[Task brief]: Copy out each line of the data that holds the string "number".

Source records
........
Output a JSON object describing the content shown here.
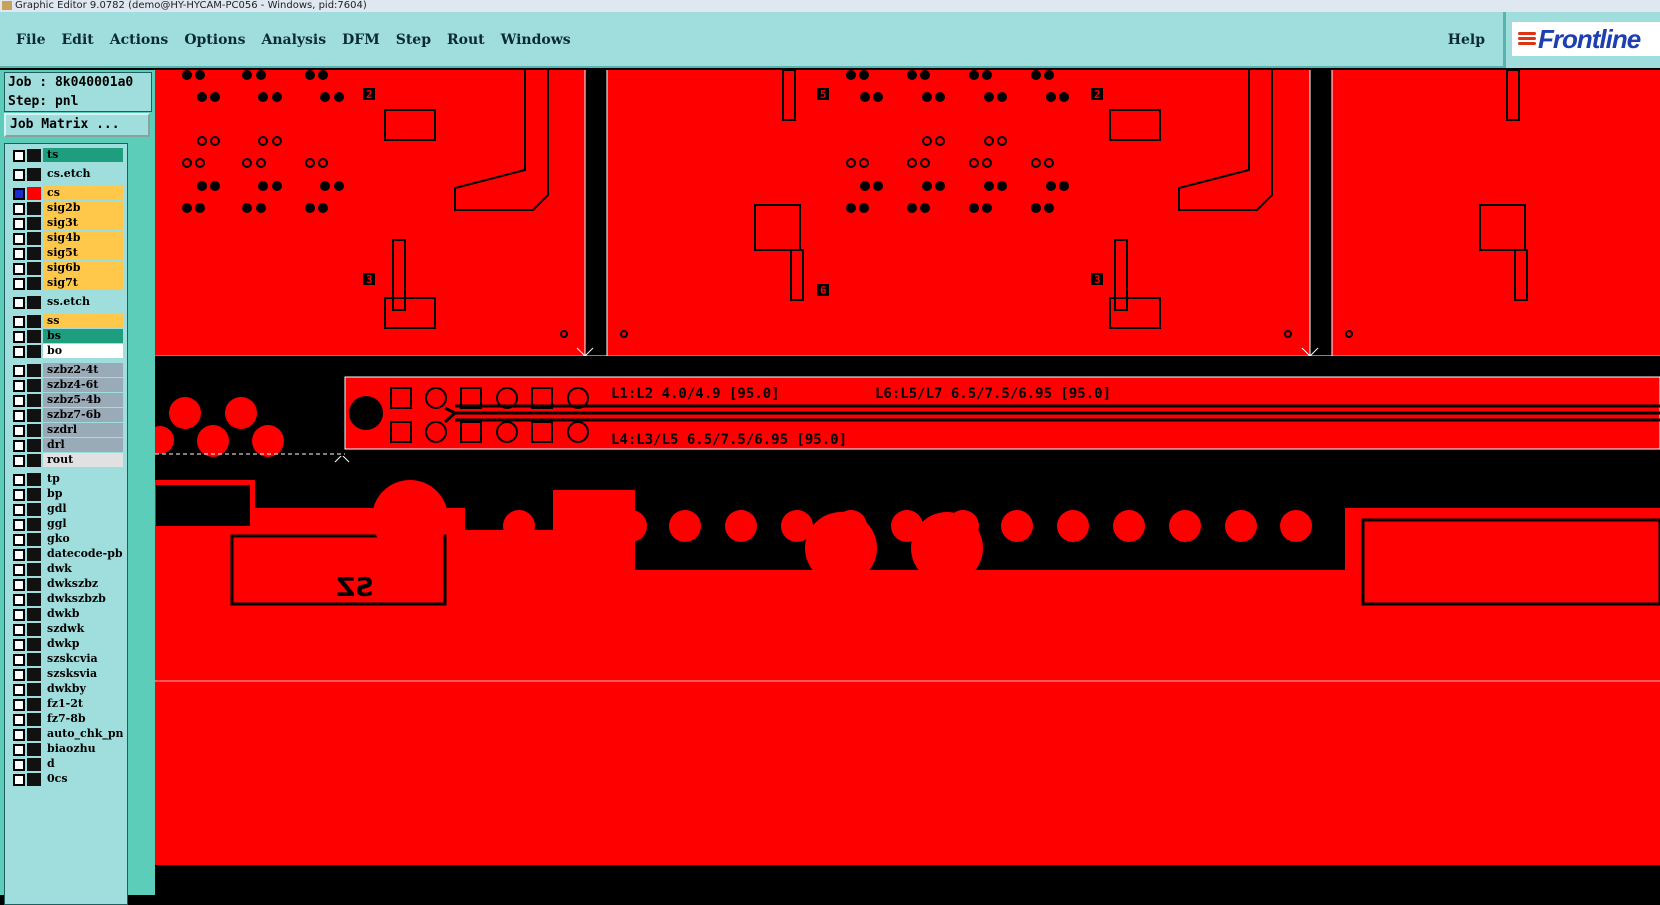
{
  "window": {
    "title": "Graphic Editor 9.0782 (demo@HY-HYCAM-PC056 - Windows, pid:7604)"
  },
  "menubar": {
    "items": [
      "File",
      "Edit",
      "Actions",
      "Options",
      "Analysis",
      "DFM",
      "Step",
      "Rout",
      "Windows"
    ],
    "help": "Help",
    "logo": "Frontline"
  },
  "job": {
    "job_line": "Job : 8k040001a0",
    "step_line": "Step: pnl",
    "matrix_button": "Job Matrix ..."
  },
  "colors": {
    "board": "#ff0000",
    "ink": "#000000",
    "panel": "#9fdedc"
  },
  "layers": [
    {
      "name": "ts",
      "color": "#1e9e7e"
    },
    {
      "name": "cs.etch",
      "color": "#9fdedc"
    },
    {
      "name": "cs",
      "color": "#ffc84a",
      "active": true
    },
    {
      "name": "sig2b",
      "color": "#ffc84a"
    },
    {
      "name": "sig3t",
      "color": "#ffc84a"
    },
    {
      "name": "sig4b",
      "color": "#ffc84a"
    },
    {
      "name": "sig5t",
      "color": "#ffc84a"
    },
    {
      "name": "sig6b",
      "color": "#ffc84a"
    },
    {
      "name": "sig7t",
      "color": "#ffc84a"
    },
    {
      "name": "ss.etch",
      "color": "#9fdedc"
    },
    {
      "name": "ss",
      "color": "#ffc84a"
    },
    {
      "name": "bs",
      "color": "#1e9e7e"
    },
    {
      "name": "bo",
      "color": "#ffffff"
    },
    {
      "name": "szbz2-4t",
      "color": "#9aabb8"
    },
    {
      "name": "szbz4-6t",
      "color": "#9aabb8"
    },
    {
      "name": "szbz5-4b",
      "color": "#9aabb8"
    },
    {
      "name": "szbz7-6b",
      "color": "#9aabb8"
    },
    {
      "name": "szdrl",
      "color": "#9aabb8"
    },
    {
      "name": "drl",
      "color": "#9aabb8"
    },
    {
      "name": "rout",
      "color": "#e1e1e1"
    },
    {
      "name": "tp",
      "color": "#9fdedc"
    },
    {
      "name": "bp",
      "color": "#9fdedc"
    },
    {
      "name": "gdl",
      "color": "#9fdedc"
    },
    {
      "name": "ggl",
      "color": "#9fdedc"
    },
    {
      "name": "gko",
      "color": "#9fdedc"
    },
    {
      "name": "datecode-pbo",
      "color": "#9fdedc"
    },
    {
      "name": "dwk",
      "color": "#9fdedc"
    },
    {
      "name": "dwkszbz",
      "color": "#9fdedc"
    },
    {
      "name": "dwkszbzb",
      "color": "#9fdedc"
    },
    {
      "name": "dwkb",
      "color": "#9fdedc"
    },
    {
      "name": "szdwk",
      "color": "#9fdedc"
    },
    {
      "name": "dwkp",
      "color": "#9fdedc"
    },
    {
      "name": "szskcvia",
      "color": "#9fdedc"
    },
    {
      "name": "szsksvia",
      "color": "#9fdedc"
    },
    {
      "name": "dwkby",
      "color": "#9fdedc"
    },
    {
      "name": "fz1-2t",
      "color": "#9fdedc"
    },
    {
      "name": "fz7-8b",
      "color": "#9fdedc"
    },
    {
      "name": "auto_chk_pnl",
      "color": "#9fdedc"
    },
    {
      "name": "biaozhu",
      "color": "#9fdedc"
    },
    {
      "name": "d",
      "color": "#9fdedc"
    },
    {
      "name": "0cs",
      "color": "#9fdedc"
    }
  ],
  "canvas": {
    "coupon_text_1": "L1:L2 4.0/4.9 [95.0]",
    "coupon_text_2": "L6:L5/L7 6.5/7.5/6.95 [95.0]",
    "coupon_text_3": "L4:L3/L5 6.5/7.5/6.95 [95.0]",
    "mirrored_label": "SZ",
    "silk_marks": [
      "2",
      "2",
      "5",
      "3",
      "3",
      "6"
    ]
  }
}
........
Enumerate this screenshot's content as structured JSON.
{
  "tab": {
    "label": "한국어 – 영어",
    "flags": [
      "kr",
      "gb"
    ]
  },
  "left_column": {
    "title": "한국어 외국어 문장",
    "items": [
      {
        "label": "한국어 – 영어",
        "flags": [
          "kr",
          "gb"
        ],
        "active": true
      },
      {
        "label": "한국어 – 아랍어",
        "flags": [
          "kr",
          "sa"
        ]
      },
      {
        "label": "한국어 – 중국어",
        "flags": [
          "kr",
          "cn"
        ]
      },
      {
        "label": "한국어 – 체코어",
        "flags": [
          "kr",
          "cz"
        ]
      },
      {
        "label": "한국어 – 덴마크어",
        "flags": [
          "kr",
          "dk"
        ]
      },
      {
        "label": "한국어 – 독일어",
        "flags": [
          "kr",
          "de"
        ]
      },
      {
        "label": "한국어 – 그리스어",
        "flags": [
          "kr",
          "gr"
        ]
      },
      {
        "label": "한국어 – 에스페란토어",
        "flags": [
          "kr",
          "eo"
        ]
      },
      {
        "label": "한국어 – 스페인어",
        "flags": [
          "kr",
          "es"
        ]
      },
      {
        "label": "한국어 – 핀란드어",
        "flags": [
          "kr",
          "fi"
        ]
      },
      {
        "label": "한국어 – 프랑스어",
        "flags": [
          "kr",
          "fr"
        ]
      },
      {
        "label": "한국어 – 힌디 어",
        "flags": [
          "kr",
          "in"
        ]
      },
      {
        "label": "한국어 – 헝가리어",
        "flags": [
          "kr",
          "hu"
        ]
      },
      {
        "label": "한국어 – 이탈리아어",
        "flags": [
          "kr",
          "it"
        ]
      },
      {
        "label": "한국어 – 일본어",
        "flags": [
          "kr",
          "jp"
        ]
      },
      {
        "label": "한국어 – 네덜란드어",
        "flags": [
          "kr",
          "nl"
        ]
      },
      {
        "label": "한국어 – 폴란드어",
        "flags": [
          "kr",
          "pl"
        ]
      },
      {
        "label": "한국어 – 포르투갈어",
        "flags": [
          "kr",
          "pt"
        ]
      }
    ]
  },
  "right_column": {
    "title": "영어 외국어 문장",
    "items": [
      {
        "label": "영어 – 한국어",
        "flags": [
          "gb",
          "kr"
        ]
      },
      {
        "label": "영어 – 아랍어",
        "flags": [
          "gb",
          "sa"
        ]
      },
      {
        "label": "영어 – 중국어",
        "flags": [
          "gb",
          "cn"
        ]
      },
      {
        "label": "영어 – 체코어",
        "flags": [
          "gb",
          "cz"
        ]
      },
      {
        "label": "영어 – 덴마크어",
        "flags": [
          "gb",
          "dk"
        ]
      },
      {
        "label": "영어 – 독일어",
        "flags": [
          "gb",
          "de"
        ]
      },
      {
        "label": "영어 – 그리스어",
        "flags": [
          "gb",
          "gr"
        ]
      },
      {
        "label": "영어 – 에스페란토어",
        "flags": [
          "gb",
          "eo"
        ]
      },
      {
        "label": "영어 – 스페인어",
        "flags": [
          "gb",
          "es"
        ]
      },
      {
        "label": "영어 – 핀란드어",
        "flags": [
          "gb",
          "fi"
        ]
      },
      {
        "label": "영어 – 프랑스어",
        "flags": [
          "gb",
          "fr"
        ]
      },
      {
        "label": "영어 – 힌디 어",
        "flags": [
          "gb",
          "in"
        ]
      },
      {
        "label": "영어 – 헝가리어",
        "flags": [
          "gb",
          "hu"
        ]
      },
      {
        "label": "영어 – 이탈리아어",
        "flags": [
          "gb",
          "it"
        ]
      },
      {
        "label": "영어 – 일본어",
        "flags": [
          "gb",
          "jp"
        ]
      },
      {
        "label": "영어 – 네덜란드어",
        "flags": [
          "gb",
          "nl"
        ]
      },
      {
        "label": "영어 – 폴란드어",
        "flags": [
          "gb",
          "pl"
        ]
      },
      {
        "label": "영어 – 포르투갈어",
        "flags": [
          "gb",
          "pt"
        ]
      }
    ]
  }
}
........
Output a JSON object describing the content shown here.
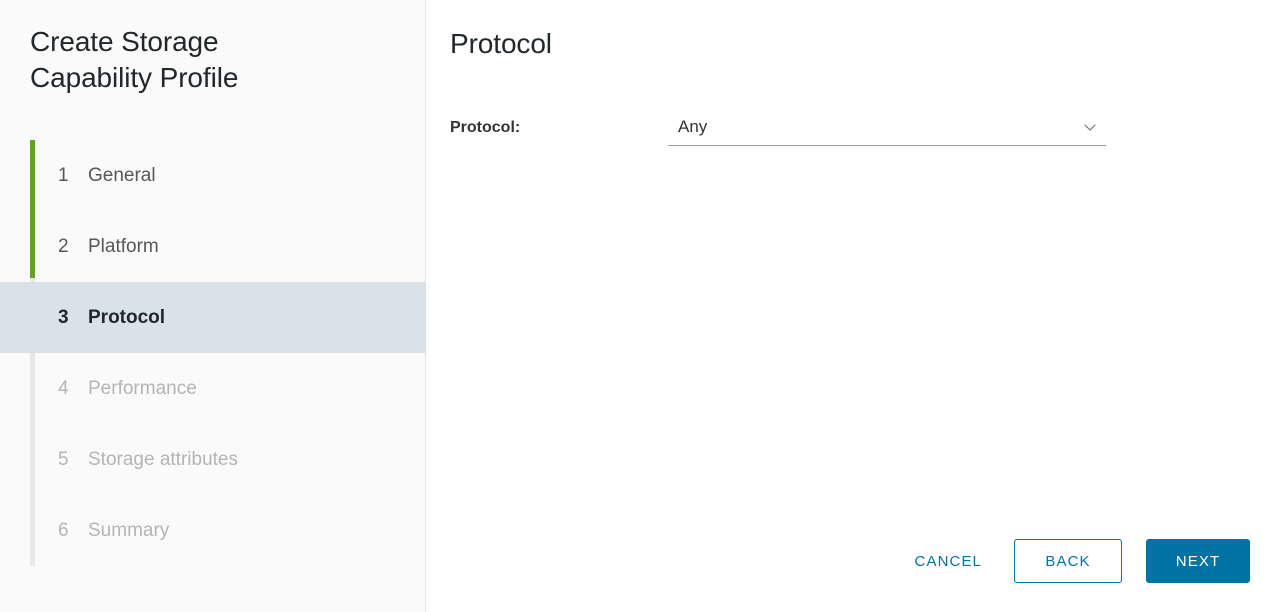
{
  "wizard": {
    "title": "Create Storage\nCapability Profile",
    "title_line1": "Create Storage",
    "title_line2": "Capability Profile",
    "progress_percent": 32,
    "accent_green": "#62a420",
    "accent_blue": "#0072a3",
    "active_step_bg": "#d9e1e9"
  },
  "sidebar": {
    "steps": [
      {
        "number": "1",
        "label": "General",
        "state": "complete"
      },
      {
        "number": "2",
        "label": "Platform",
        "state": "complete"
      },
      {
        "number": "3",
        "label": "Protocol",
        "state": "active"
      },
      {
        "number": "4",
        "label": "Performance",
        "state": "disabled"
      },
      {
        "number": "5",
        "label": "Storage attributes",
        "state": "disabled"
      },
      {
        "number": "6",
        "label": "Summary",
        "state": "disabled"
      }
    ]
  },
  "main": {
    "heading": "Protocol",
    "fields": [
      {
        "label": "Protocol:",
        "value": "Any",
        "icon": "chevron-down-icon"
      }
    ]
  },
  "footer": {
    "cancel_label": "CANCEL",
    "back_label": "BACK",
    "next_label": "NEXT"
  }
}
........
[Answer to this problem]:
        "number": "1",
        "number": "2",
        "number": "3",
        "number": "4",
        "number": "5",
        "number": "6",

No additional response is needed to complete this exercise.